Achieving good organization is a challenge sometimes. It’s easier, however, if you know what good organization is. These four guidelines will help you recognize a well-organized message:

  • The subject and purpose must be clear.
  • All the information must be related to the subject and purpose.
  • The ideas must be grouped and presented in a logical way.
  • All necessary information must be included.

A well-organized message helps the audience understand the message, helps the audience accept the message, saves the audience’s time, and simplifies the communicator’s job.

General Guidelines for Translators

Translators, like other professional writers, must keep in mind the three components of the communication triangle—audience, purpose, and message.  Audience is particularly important, since it determines the vocabulary, the complexity of sentence structure, and the level of expertise to expect of the reader.  The original writer’s purpose is also so crucial that the translator should never lose sight of it.  Keeping all the writing consistent with the purpose focuses the ideas and keeps the translation unified in tone, message, and style.  Finally, the message must be clear and accurate with precise language that is appropriate to the topic, the purpose, and the audience.

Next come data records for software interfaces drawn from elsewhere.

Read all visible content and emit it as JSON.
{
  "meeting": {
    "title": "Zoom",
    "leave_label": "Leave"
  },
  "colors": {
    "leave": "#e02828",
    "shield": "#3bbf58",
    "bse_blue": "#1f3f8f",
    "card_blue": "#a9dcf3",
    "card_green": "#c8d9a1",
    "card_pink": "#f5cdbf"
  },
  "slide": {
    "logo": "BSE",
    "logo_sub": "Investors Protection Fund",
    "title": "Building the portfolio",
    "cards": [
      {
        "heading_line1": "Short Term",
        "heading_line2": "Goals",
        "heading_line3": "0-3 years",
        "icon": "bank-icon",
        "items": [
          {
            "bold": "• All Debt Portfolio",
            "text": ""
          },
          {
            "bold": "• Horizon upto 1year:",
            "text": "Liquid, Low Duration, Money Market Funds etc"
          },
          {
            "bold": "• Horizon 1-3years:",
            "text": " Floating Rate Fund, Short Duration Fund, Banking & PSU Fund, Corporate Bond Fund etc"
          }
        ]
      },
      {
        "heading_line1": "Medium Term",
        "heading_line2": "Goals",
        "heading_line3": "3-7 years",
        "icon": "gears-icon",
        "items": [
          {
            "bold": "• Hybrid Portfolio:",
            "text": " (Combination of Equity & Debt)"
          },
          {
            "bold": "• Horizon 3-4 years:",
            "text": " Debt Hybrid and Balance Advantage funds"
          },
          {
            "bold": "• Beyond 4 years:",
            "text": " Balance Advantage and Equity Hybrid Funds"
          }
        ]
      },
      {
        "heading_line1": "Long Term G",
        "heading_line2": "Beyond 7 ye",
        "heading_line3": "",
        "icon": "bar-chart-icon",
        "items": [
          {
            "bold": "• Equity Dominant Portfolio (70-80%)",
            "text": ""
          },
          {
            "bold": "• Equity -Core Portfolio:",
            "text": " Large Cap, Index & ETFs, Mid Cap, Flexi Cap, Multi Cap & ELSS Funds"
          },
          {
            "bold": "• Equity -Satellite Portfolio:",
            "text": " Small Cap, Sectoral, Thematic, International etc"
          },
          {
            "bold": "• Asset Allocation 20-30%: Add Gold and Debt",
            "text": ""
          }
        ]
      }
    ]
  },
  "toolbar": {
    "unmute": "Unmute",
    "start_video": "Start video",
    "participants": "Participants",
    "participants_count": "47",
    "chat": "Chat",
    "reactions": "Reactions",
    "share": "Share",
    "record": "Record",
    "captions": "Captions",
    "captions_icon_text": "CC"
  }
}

The more a San Francisco Translation Services workers knows about the subject of the original document, the easier it will be to find vocabulary that is accurate and appropriate.  Also the translator who is knowledgeable of the topic can understand the implications of meaning that are not clear to the translator who knows little about the topic.  If the translator’s knowledge level is low, he/she should research the topic to gain a basic understanding.  This involves far more than consulting a different dictionary or a dictionary with extensive definitions, although in some cases that may be enough.  More likely, it involves finding enough information about the topic to discuss it with some measure of understanding.  Gaining such knowledge may take some time, but the investment will insure that the translation is accurate and the language is appropriate to the subject.

A San Jose Translation Services professional should also take advantage of other readers to insure the integrity of the translation.  Other readers can confirm whether they have the same understanding of the meaning of the document and whether the vocabulary and sentence structure are effective, appropriate, and correct.  Thus additional readers serve as proofreaders and editors.  Translators who take care to follow these guidelines show their respect for their customers and demonstrate their own high standards of professionalism.

Guidelines for International Adjustment Requests

Based on the previous writings, two translators from The Marketing Analysts Translation Company assembled the following guidelines for adjustment requests.

  1. Begin with a statement to which both parties agree
  2. Use a courteous, tactful and reasonable tone
  3. Point out specific benefits to the company for granting your requests
  4. Use the indirect format
  5. Explain fully the basis for your claim
  6. Present full evidence to substantiate your claim
  7. Stick to the facts; do not accuse anyone
  8. Request a specific adjustment
  9. Confidently request action
  10. End courtesy—and, if appropriate, reemphasize benefits